2006-07: Jordan Samuels-Thomas played with the Hartford Jr. Wolfpack in the AJHL. Named to North Roster for the AJHL All-Star Game. In 43 games, scored 21 goals with 38 assists while racking up 59 PIM.
2007-08: Joined to the Waterloo Black Hawks for his first season in the USHL. Took time to adjust but picked up his play in the second half of the season. In addition to regular shifts, saw time on the powerplay. In 58 games, he scored 8 goals with 3 assists and a -3 plus/minus.His combativeness and willingness to drop the gloves garnered him some notoriety with the fans and he finished with 65 PIM.
2008-09: Samuels-Thomas proved to be more than just an enforcer in his second USHL season – scoring 32 goals, including seven on the power play and four game-winners, to go along with 22 assists and was a much-improved +17. While he was still one of the tougher players for Waterloo, he showed some discipline and learned to choose his spots, lowering his time in the box to 59 PIM despite the increased ice time. Samuels-Thomas accepted a scholarship to Bowling Green. Samuels-Thomas was chosen in the seventh round, 203rd overall, of the 2009 NHL Draft by the Atlanta Thrashers.
2009-10: Attended the Thrashers prospect camp before beginning his college career at Bowling Green. While the Falcons were one of the weaker clubs in NCAA hockey, winning just five games and finishing eleventh in the twelve team CCHA, Samuels-Thomas’ play was one of the few positives. In 35 games, he was their leading scorer with 11 goals and 14 assists.
2010-11: Samuels-Thomas was again a star player for the Bowling Green program, leading the Falcons in scoring with 21 points in 36 games. His 9 goals were also tops on the team, which says much about the struggles of the program to stay relevant in the CCHA.
2011-12: Samuels-Thomas was forced to sit out the season as per NCAA rules after transferring from Bowling Green to Quinnipiac.

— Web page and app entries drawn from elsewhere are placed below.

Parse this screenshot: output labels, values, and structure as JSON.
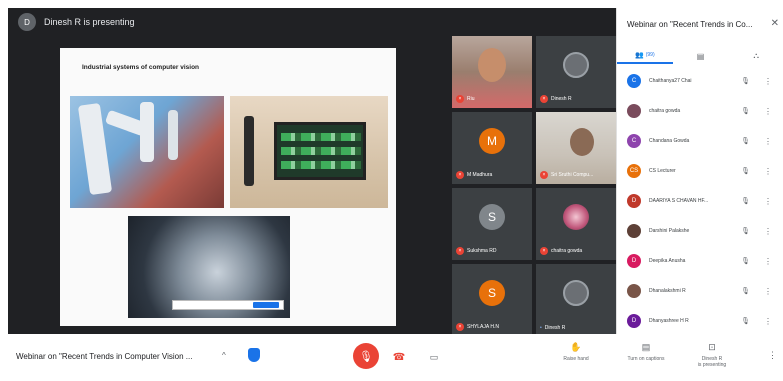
{
  "presenter": {
    "initial": "D",
    "text": "Dinesh R is presenting"
  },
  "slide": {
    "title": "Industrial systems of computer vision"
  },
  "tiles": [
    {
      "name": "Riu",
      "initial": ""
    },
    {
      "name": "Dinesh R",
      "initial": ""
    },
    {
      "name": "M Madhura",
      "initial": "M",
      "color": "#e8710a"
    },
    {
      "name": "Sri Sruthi Compu...",
      "initial": ""
    },
    {
      "name": "Sukshma RD",
      "initial": "S",
      "color": "#5f6368"
    },
    {
      "name": "chaitra gowda",
      "initial": ""
    },
    {
      "name": "SHYLAJA H.N",
      "initial": "S",
      "color": "#e8710a"
    },
    {
      "name": "Dinesh R",
      "initial": ""
    }
  ],
  "panel": {
    "title": "Webinar on \"Recent Trends in Co...",
    "tabs": {
      "people": "(99)",
      "chat": "",
      "activities": ""
    },
    "participants": [
      {
        "initial": "C",
        "name": "Chaithanya27 Chai",
        "color": "#1a73e8"
      },
      {
        "initial": "",
        "name": "chaitra gowda",
        "color": "#7a4b5c"
      },
      {
        "initial": "C",
        "name": "Chandana Gowda",
        "color": "#8e44ad"
      },
      {
        "initial": "CS",
        "name": "CS Lecturer",
        "color": "#e8710a"
      },
      {
        "initial": "D",
        "name": "DAARIYA S CHAVAN HF...",
        "color": "#c0392b"
      },
      {
        "initial": "",
        "name": "Darshini Palakshe",
        "color": "#5d4037"
      },
      {
        "initial": "D",
        "name": "Deepika Anusha",
        "color": "#d81b60"
      },
      {
        "initial": "",
        "name": "Dhanalakshmi R",
        "color": "#795548"
      },
      {
        "initial": "D",
        "name": "Dhanyashree H R",
        "color": "#6a1b9a"
      }
    ]
  },
  "bottom": {
    "meeting_title": "Webinar on \"Recent Trends in Computer Vision ...",
    "raise_hand": "Raise hand",
    "captions": "Turn on captions",
    "presenting": "Dinesh R\nis presenting"
  },
  "icons": {
    "mic_off": "mic-off-icon",
    "hang_up": "call-end-icon",
    "camera": "camera-icon",
    "shield": "shield-icon",
    "more": "more-vert-icon"
  }
}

2012-13: Samuels-Thomas fit in well with ECAC Hockey regular season champion Quinnipiac as a junior in his first season with the Bobcats. Skating on the third line with senior Ben Arnt and sophomore Bryce Van Brabant much of the year, Samuels-Thomas was the third-leading scorer for Quinnipiac with a team-best 17 goals and 12 assists and was +11 with 40 penalty minutes. Seven of his 17 goals were scored on the Bobcats’ power play. After an upset loss to Brown in the ECAC semifinals, Quinnipiac defeated Yale in the league’s third-place game and received an at-large bid to the NCAA tournament. The Bobcats swept the two games in the East Regional to reach the Frozen Four and defeated St. Cloud State in the semifinals before falling to Yale, 4-0, in an all-ECAC Hockey Frozen Four Championship game.
2013-14: Samuels-Thomas skated in 34 games for Quinnipiac in his final season of college hockey. He scored 13 goals with 16 assists and was +15 with 46 penalty minutes. Quinnipiac finished third in ECAC Hockey and earned an at-large bid to the NCAA tournament after losing in double overtime to Colgate in the conference semifinals. Providence topped Quinnipiac, 4-0 in an NCAA East Regional semifinal game. The Buffalo Sabres acquired Samuels-Thomas from Winnipeg in exchange for a conditional 2015 draft pick in July 2014 and signed him to a one-year entry-level contract.
2014-15: Samuels-Thomas skated for Buffalo AHL affiliate Rochester in his first pro season. Skating in a lower line role and battling to stay in the Americans lineup, he provided a physical component and hard play while adapting to pro hockey.
Samuels-Thomas is a power forward with size and skill. His biggest asset is his hands and working with the puck in tight situations. He can protect the puck and works hard down low. Samuel-Thomas relishes the physical side of the game and is not averse to dropping the gloves.
Samuels-Thomas skated for Buffalo AHL affiliate Rochester in 2014-15 in his first pro season. Steadily adjusting from college hockey to the pro game, he played mostly a crash-and-bang role for the Americans. Long-term he will likely show some offensive components to his game as he becomes more acclimated to the pro game. His calling card at the NHL level, should he get there, will likely be his hitting and work along the walls.